**What you are asked to do:** Every line of the material needs an exact copy, apart from the images.

** Opening Data supplied block **

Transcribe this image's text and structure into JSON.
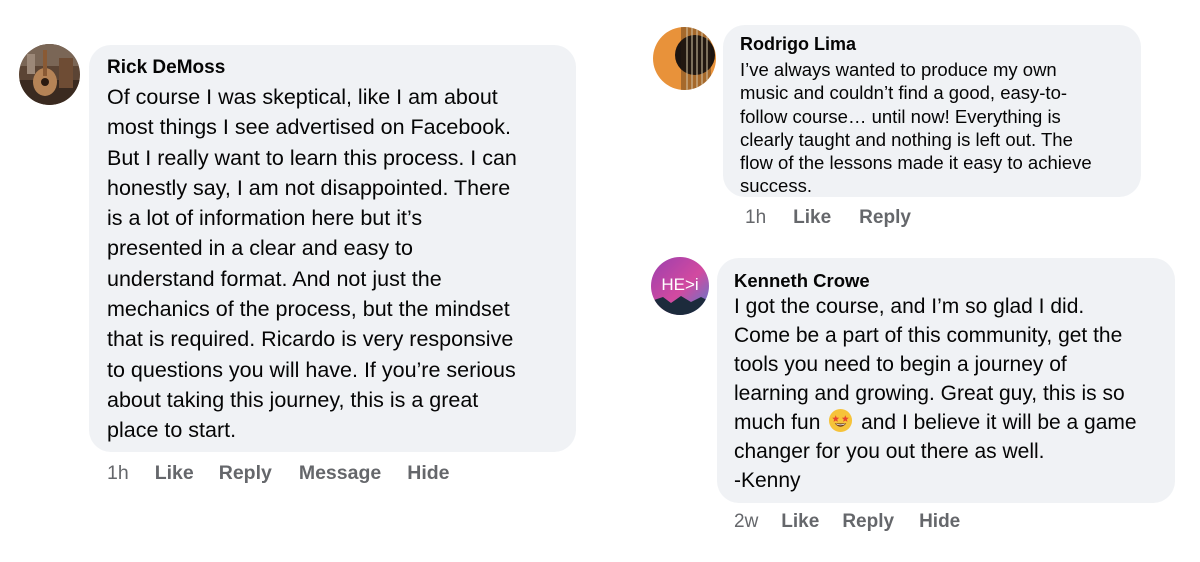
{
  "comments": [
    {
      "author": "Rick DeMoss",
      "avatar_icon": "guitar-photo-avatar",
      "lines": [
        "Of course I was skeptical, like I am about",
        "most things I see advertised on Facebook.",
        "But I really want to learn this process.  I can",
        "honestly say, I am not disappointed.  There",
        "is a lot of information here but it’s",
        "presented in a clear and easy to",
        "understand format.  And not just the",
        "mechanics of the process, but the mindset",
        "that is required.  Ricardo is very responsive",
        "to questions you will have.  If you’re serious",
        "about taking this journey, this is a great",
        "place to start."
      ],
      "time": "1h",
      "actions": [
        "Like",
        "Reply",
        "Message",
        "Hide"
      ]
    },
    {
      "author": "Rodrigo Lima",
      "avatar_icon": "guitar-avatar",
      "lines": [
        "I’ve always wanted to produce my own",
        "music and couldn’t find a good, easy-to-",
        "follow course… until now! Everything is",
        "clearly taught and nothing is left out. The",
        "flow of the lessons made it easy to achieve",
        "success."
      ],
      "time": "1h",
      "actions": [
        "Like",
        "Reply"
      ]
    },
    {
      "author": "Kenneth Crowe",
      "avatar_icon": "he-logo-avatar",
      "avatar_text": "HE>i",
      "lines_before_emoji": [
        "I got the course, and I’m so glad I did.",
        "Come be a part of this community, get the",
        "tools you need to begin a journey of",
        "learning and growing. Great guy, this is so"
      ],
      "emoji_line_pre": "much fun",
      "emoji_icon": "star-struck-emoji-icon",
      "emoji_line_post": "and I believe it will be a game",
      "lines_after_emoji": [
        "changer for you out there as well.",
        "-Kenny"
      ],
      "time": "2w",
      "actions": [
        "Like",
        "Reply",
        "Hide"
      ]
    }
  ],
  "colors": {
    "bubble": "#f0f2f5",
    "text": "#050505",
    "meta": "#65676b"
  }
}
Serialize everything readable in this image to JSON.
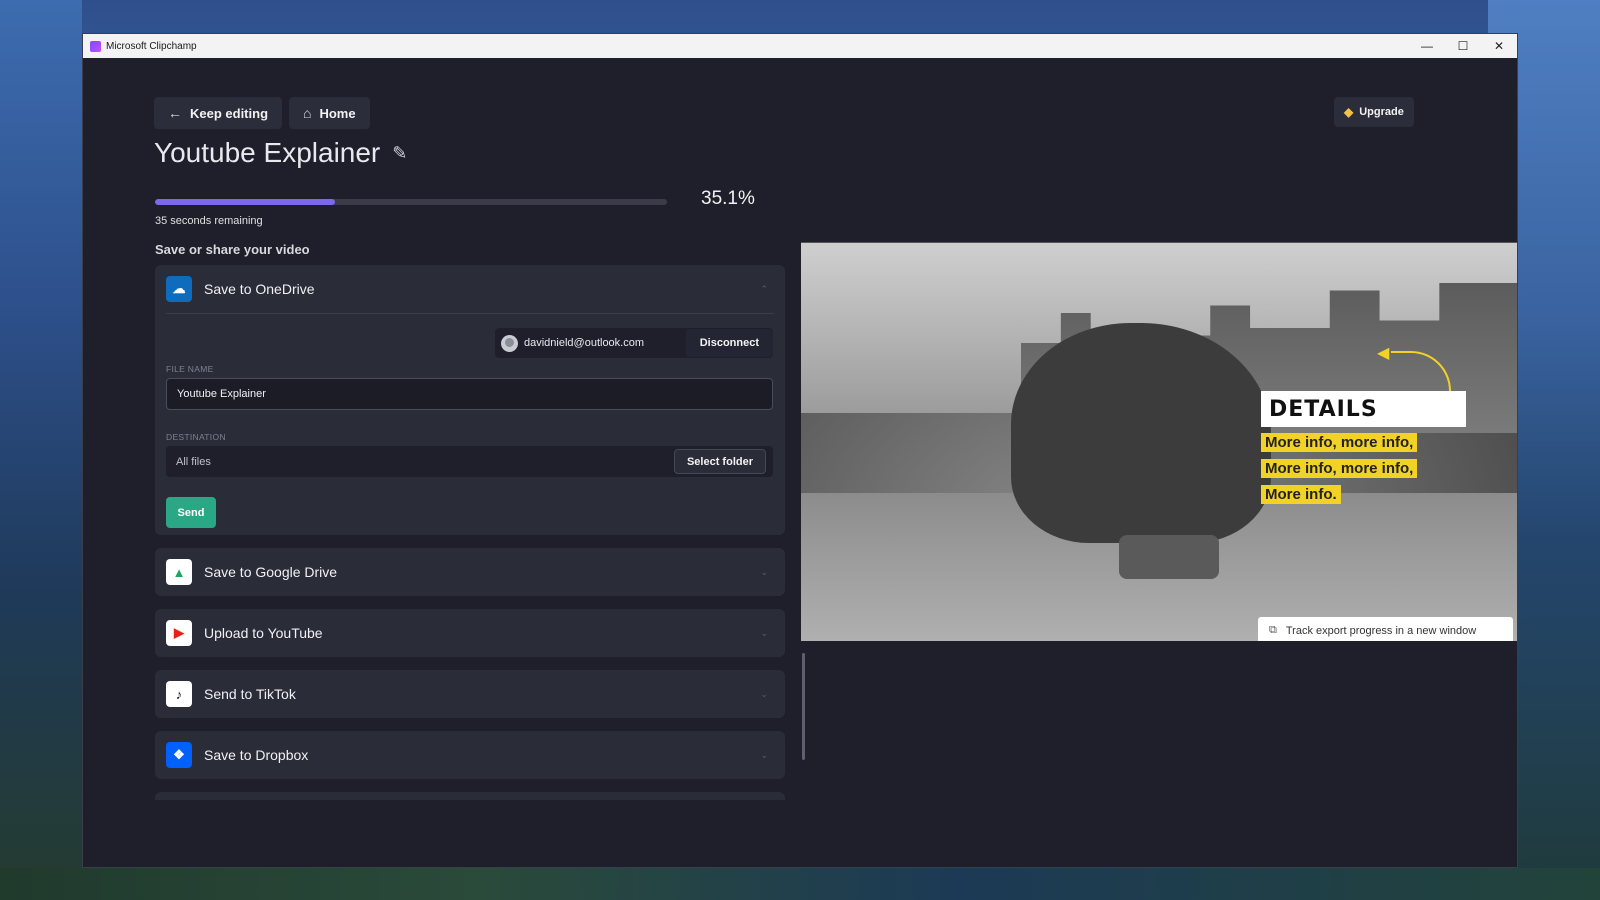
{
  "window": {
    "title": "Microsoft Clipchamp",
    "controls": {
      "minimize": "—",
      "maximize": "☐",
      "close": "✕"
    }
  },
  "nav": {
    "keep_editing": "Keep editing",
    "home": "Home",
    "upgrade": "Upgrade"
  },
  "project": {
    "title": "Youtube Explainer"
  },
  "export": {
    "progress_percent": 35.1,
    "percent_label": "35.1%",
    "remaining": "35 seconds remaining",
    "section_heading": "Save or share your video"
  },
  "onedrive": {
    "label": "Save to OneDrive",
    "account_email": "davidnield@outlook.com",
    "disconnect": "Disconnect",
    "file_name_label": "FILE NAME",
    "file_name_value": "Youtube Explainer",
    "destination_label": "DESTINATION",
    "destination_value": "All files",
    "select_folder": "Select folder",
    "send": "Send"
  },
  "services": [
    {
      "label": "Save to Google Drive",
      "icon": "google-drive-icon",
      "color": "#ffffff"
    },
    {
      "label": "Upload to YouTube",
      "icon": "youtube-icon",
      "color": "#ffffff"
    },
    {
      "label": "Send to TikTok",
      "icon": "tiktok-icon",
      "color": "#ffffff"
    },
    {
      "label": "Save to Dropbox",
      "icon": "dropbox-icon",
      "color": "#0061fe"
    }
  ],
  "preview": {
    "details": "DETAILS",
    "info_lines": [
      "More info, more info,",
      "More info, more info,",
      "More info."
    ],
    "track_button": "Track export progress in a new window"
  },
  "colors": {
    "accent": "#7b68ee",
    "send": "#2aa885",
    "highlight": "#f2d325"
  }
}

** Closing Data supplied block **

**Expected output:**
Transcribe this image's text and structure into JSON.
{
  "comments": [
    {
      "author": "Rick DeMoss",
      "avatar_icon": "guitar-photo-avatar",
      "lines": [
        "Of course I was skeptical, like I am about",
        "most things I see advertised on Facebook.",
        "But I really want to learn this process.  I can",
        "honestly say, I am not disappointed.  There",
        "is a lot of information here but it’s",
        "presented in a clear and easy to",
        "understand format.  And not just the",
        "mechanics of the process, but the mindset",
        "that is required.  Ricardo is very responsive",
        "to questions you will have.  If you’re serious",
        "about taking this journey, this is a great",
        "place to start."
      ],
      "time": "1h",
      "actions": [
        "Like",
        "Reply",
        "Message",
        "Hide"
      ]
    },
    {
      "author": "Rodrigo Lima",
      "avatar_icon": "guitar-avatar",
      "lines": [
        "I’ve always wanted to produce my own",
        "music and couldn’t find a good, easy-to-",
        "follow course… until now! Everything is",
        "clearly taught and nothing is left out. The",
        "flow of the lessons made it easy to achieve",
        "success."
      ],
      "time": "1h",
      "actions": [
        "Like",
        "Reply"
      ]
    },
    {
      "author": "Kenneth Crowe",
      "avatar_icon": "he-logo-avatar",
      "avatar_text": "HE>i",
      "lines_before_emoji": [
        "I got the course, and I’m so glad I did.",
        "Come be a part of this community, get the",
        "tools you need to begin a journey of",
        "learning and growing. Great guy, this is so"
      ],
      "emoji_line_pre": "much fun",
      "emoji_icon": "star-struck-emoji-icon",
      "emoji_line_post": "and I believe it will be a game",
      "lines_after_emoji": [
        "changer for you out there as well.",
        "-Kenny"
      ],
      "time": "2w",
      "actions": [
        "Like",
        "Reply",
        "Hide"
      ]
    }
  ],
  "colors": {
    "bubble": "#f0f2f5",
    "text": "#050505",
    "meta": "#65676b"
  }
}
Serialize everything readable in this image to JSON.
{
  "window": {
    "title": "Microsoft Clipchamp",
    "controls": {
      "minimize": "—",
      "maximize": "☐",
      "close": "✕"
    }
  },
  "nav": {
    "keep_editing": "Keep editing",
    "home": "Home",
    "upgrade": "Upgrade"
  },
  "project": {
    "title": "Youtube Explainer"
  },
  "export": {
    "progress_percent": 35.1,
    "percent_label": "35.1%",
    "remaining": "35 seconds remaining",
    "section_heading": "Save or share your video"
  },
  "onedrive": {
    "label": "Save to OneDrive",
    "account_email": "davidnield@outlook.com",
    "disconnect": "Disconnect",
    "file_name_label": "FILE NAME",
    "file_name_value": "Youtube Explainer",
    "destination_label": "DESTINATION",
    "destination_value": "All files",
    "select_folder": "Select folder",
    "send": "Send"
  },
  "services": [
    {
      "label": "Save to Google Drive",
      "icon": "google-drive-icon",
      "color": "#ffffff"
    },
    {
      "label": "Upload to YouTube",
      "icon": "youtube-icon",
      "color": "#ffffff"
    },
    {
      "label": "Send to TikTok",
      "icon": "tiktok-icon",
      "color": "#ffffff"
    },
    {
      "label": "Save to Dropbox",
      "icon": "dropbox-icon",
      "color": "#0061fe"
    }
  ],
  "preview": {
    "details": "DETAILS",
    "info_lines": [
      "More info, more info,",
      "More info, more info,",
      "More info."
    ],
    "track_button": "Track export progress in a new window"
  },
  "colors": {
    "accent": "#7b68ee",
    "send": "#2aa885",
    "highlight": "#f2d325"
  }
}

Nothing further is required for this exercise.